Summer in the tropical countries such as Belize is usually heralded by a burst of pink from thousands of Cassia Grandis trees locally known as the Belize Bukut. From North to South, East to West, these bold trees put on a striking display among the otherwise uniform green that is the tropical rain forest. Many homes in Belize, especially those in the countryside have Bukut trees as shade and ornamental trees and the seeds are readily available from many seed companies worldwide. In Belize and other countries of Central America, the tree grows wild in the forest and rural areas.
Bukut fruit is reputed to cure anemia and is used as a natural herbal remedy for a variety of ailments. Medicine: In Belize the fruit pulp is used as a laxative similar to C. fistula and reported to be more powerful. The ripe pods and seeds of Cassia Grandis are also used as a laxative. A decoction of the leaves is used as a laxative and in the treatment of lumbago. Fresh juice of the leaves of the tree is is used externally in the treatment of ringworm. Timber: Cassia grandis known in other countries as Carao, is also reported to give strong multipurpose wood. Gum or resin: The seeds of Cassia grandis is a potential commercial source of gums. Seed gum is a potential binder for the pharmaceutical industry.
Many folks in Belize, especially adventurous kids, consume the ripe fruit when in season despite its somewhat unattractive smell – this is definitely an acquired taste. The fruit contains jam-like sections that surround the seeds. People who sample the fruit (you eat it by sucking on the sticky pulp of the fruit and spitting out the seeds) describe the smell as “funny” and the taste as something tangy and sweet and a mixture between chocolate and cherry.
Celebrity chef Andrew Zimmern traveled to Belize in 2009 to do a segment for the Travel Channel’s Bizarre Foods, and described his experience with this exotic fruit:

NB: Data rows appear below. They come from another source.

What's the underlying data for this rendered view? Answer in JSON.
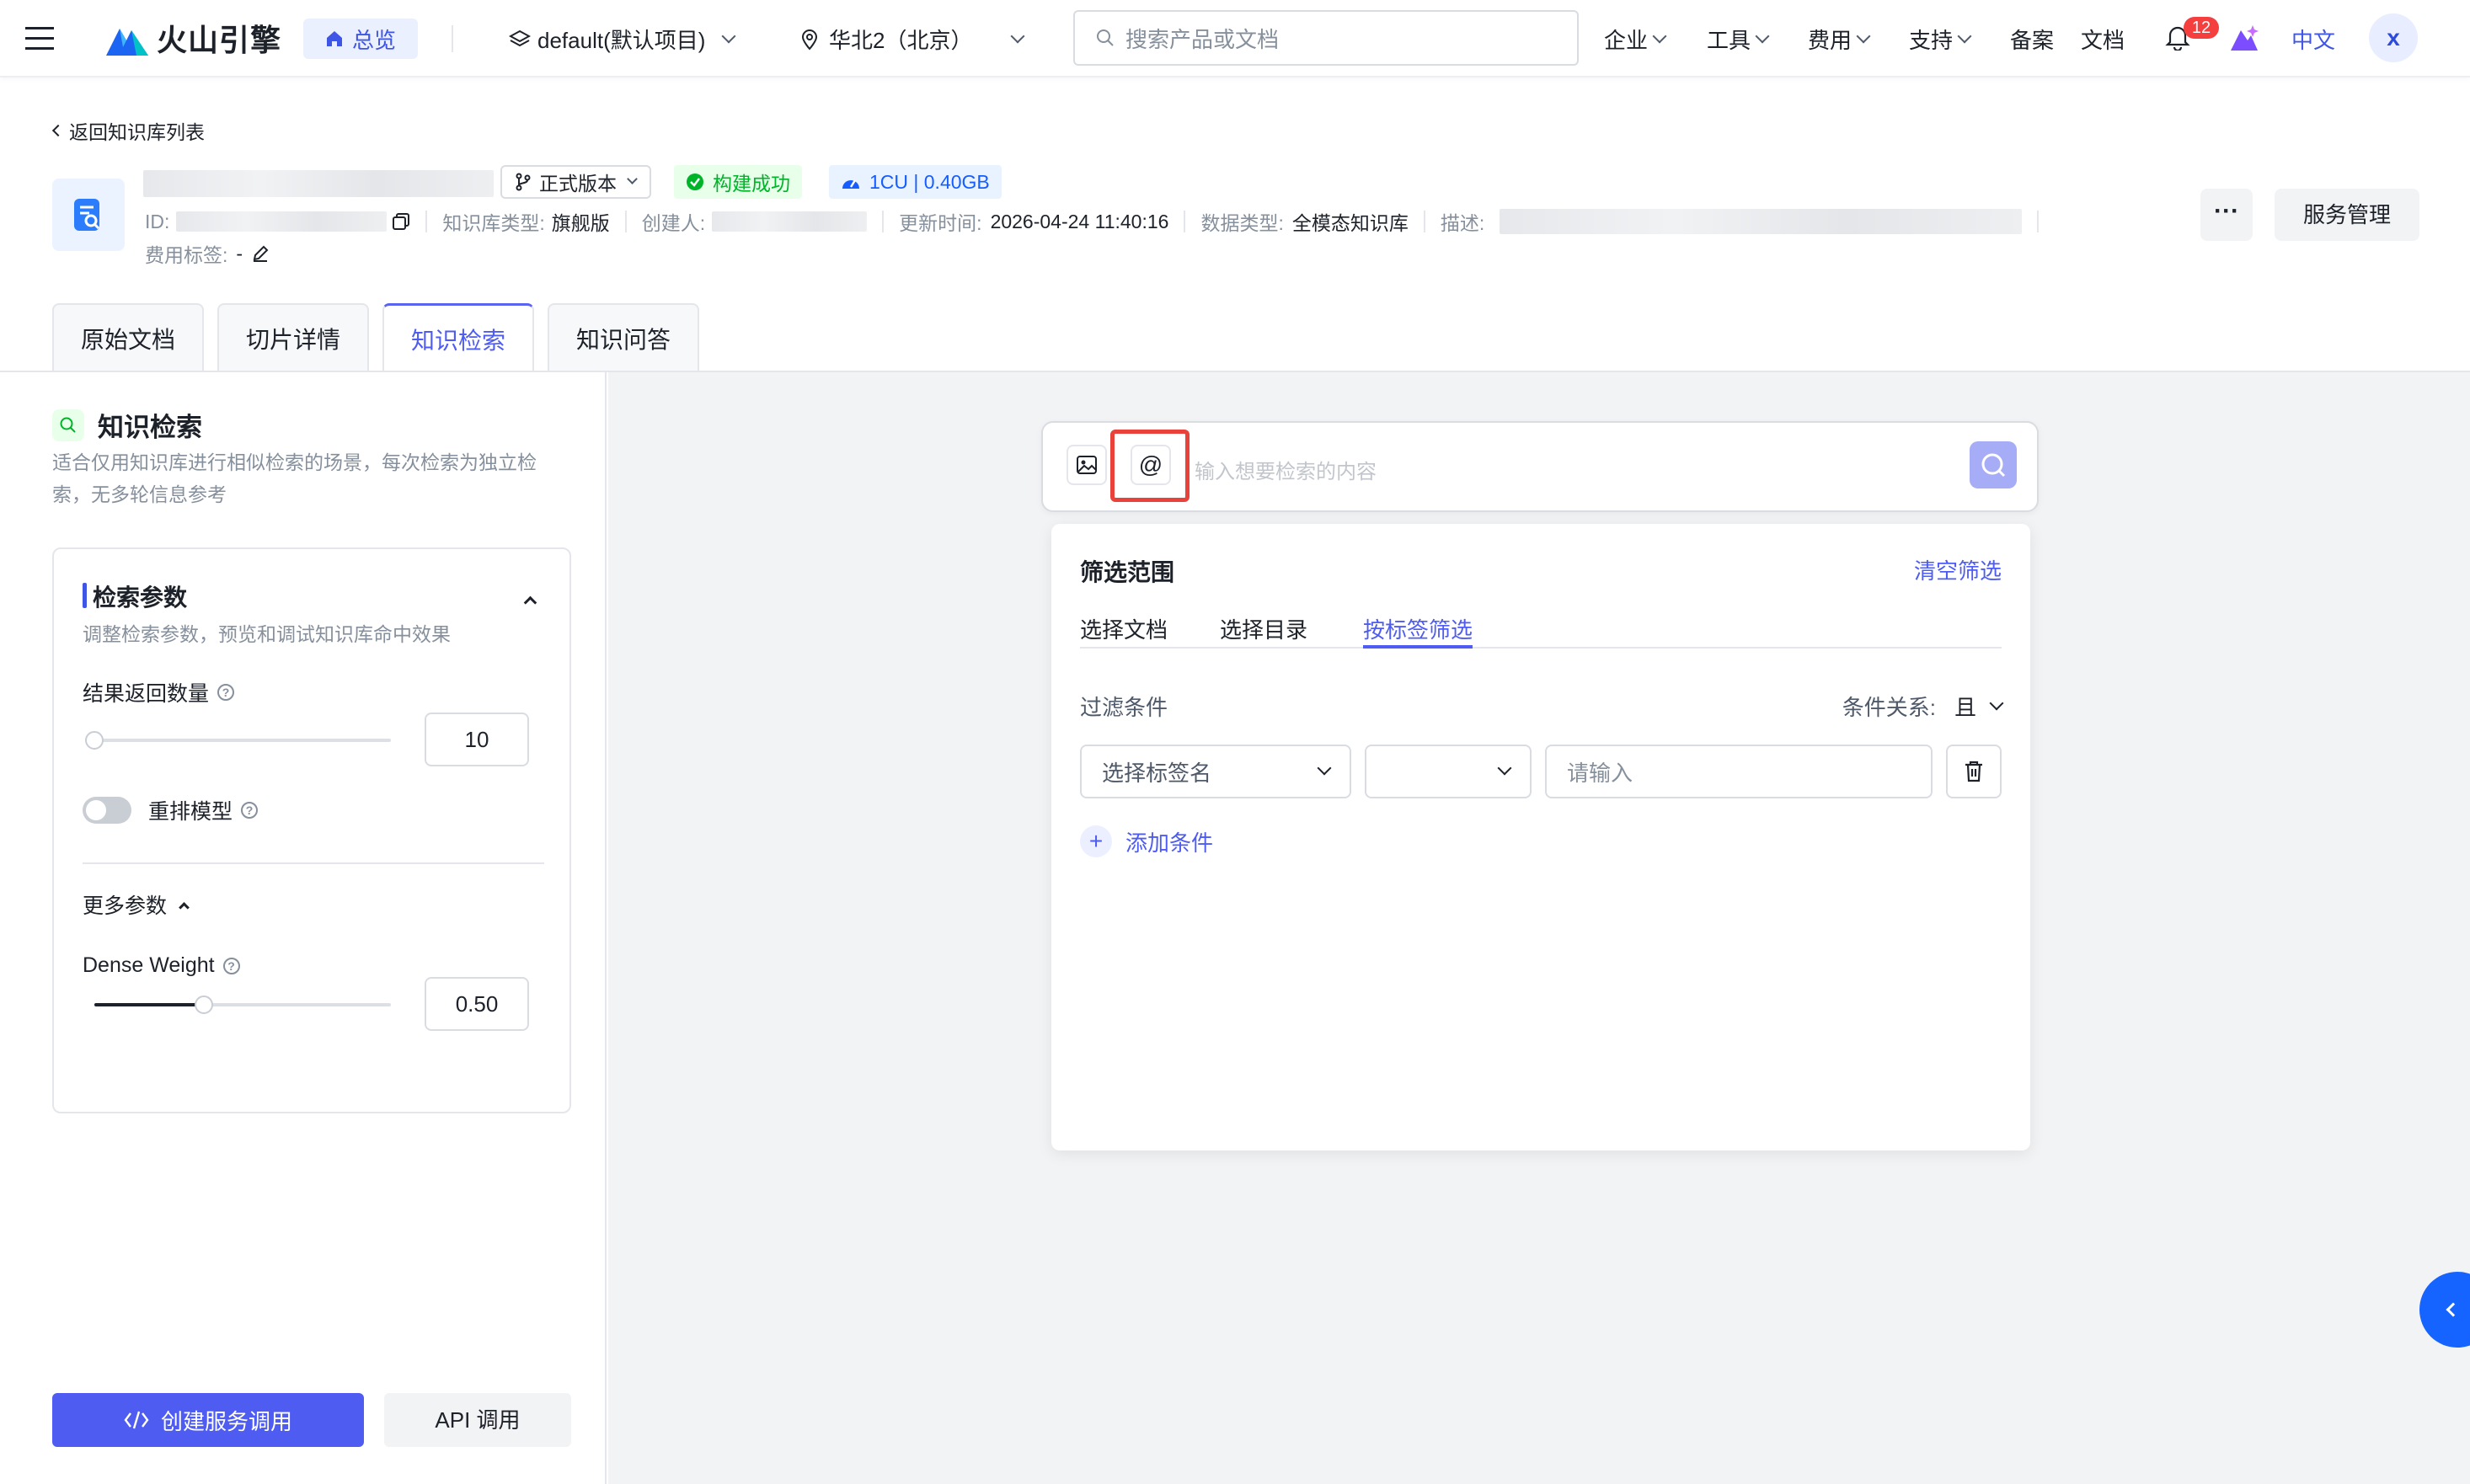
{
  "nav": {
    "brand": "火山引擎",
    "overview": "总览",
    "project": "default(默认项目)",
    "region": "华北2（北京）",
    "search_placeholder": "搜索产品或文档",
    "menu": [
      "企业",
      "工具",
      "费用",
      "支持"
    ],
    "links": [
      "备案",
      "文档"
    ],
    "notification_count": "12",
    "language": "中文",
    "avatar": "x"
  },
  "header": {
    "back_link": "返回知识库列表",
    "version": "正式版本",
    "build_status": "构建成功",
    "resource": "1CU | 0.40GB",
    "id_label": "ID:",
    "kb_type_label": "知识库类型:",
    "kb_type_value": "旗舰版",
    "creator_label": "创建人:",
    "updated_label": "更新时间:",
    "updated_value": "2026-04-24 11:40:16",
    "data_type_label": "数据类型:",
    "data_type_value": "全模态知识库",
    "desc_label": "描述:",
    "fee_label": "费用标签:",
    "fee_value": "-",
    "more_button": "···",
    "service_button": "服务管理"
  },
  "tabs": [
    "原始文档",
    "切片详情",
    "知识检索",
    "知识问答"
  ],
  "active_tab": "知识检索",
  "left": {
    "title": "知识检索",
    "description": "适合仅用知识库进行相似检索的场景，每次检索为独立检索，无多轮信息参考",
    "section_title": "检索参数",
    "section_desc": "调整检索参数，预览和调试知识库命中效果",
    "result_count_label": "结果返回数量",
    "result_count_value": "10",
    "result_count_fraction": 0.0,
    "rerank_label": "重排模型",
    "rerank_on": false,
    "more_params": "更多参数",
    "dense_weight_label": "Dense Weight",
    "dense_weight_value": "0.50",
    "dense_weight_fraction": 0.37,
    "create_service_button": "创建服务调用",
    "api_button": "API 调用"
  },
  "search": {
    "placeholder": "输入想要检索的内容",
    "at_symbol": "@"
  },
  "filter": {
    "title": "筛选范围",
    "clear": "清空筛选",
    "tabs": [
      "选择文档",
      "选择目录",
      "按标签筛选"
    ],
    "active_tab": "按标签筛选",
    "condition_label": "过滤条件",
    "relation_label": "条件关系:",
    "relation_value": "且",
    "tag_placeholder": "选择标签名",
    "value_placeholder": "请输入",
    "add_condition": "添加条件"
  },
  "colors": {
    "accent": "#4e5cf2",
    "success": "#00b42a",
    "highlight_border": "#e8423b"
  }
}
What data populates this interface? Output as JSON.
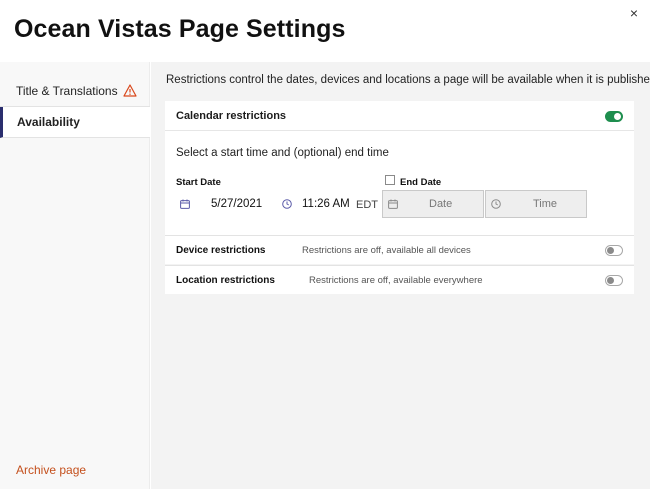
{
  "header": {
    "title": "Ocean Vistas Page Settings",
    "close_label": "×"
  },
  "sidebar": {
    "items": [
      {
        "label": "Title & Translations",
        "warning": true
      },
      {
        "label": "Availability",
        "active": true
      }
    ],
    "archive_label": "Archive page"
  },
  "main": {
    "intro": "Restrictions control the dates, devices and locations a page will be available when it is published",
    "calendar": {
      "title": "Calendar restrictions",
      "enabled": true,
      "subtitle": "Select a start time and (optional) end time",
      "start_label": "Start Date",
      "start_date": "5/27/2021",
      "start_time": "11:26 AM",
      "timezone": "EDT",
      "end_label": "End Date",
      "end_checked": false,
      "end_date_placeholder": "Date",
      "end_time_placeholder": "Time"
    },
    "device": {
      "title": "Device restrictions",
      "status": "Restrictions are off, available all devices",
      "enabled": false
    },
    "location": {
      "title": "Location restrictions",
      "status": "Restrictions are off, available everywhere",
      "enabled": false
    }
  },
  "colors": {
    "toggle_on": "#1e8e4e",
    "archive": "#c4501d",
    "warning": "#d9481c",
    "icon_accent": "#5a5aa8",
    "active_border": "#2a2e6e"
  }
}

“Bukut, the stinky toe fruit… fantastic stuff. Tastes like anchovies and fish sauce mixed with molasses, interesting. It was kinda delicious; very nice to stand on top of someone’s car and yank down some big ripe pods of stinky toe fruit.”
In Latin America Cassia Grandis is better known as Carao and is used to make a popular drink. The fruit pulp and seeds are boiled for twenty minutes and the resulting decoction – a creamy brown liquid or “milk” is then chilled and served as an exotic and nutritious drink. People describe Carao Milk as having a smell like that of cheese and an intense organic aroma.
Iron Magazine recently reported that: “It’s known as Cassia Grandis and has been an effective natural remedy for anaemia. But it also has an interesting side effect in many men. It reportedly spurs spontaneous libido. Could this be due to a lowering of SHBG? At this point, it would only be speculative to say. One would think that something that cured anaemia would be high in iron but tests on Carao extract reveal almost no iron. This one is a big question mark. It could be nothing more than the impoverished people were anaemic before taking it and once cured, felt completely revitalized, yet among athletes who have tried it, the consensus is that it definitely improves endurance.”
A medium-sized tree, up to 20(-30) metres tall, semi-deciduous, young branches and inflorescence covered with rusty lanate indumentum. Leaves with 10-20 pairs of leaflets, petiole 2-3 cm long, lanate, leaflets subsessile, elliptical-oblong, 3-5 cm x 1-2 cm, subcoriaceous, rounded at both ends. Inflorescence a lateral raceme, 10-20 cm long, 20-40-flowered; flowers with sepals 5-8 mm long, petals initially red, fading to pink and later orange, the median one red with a yellow patch, stamens 10 with hirsute anthers, 3 long ones with filaments up to 30 mm and anthers 2-3 mm long, 5 short ones with filaments 7-9 mm and anthers 1-1.5 mm long, 2 reduced ones with filaments about 2 mm long. Fruit pendent, compressed, 20-40(-60) cm long, 3-5 cm in diameter, blackish, glabrous, woody, rugose; seeds 20-40 per pod, surrounded by sweetish pulp.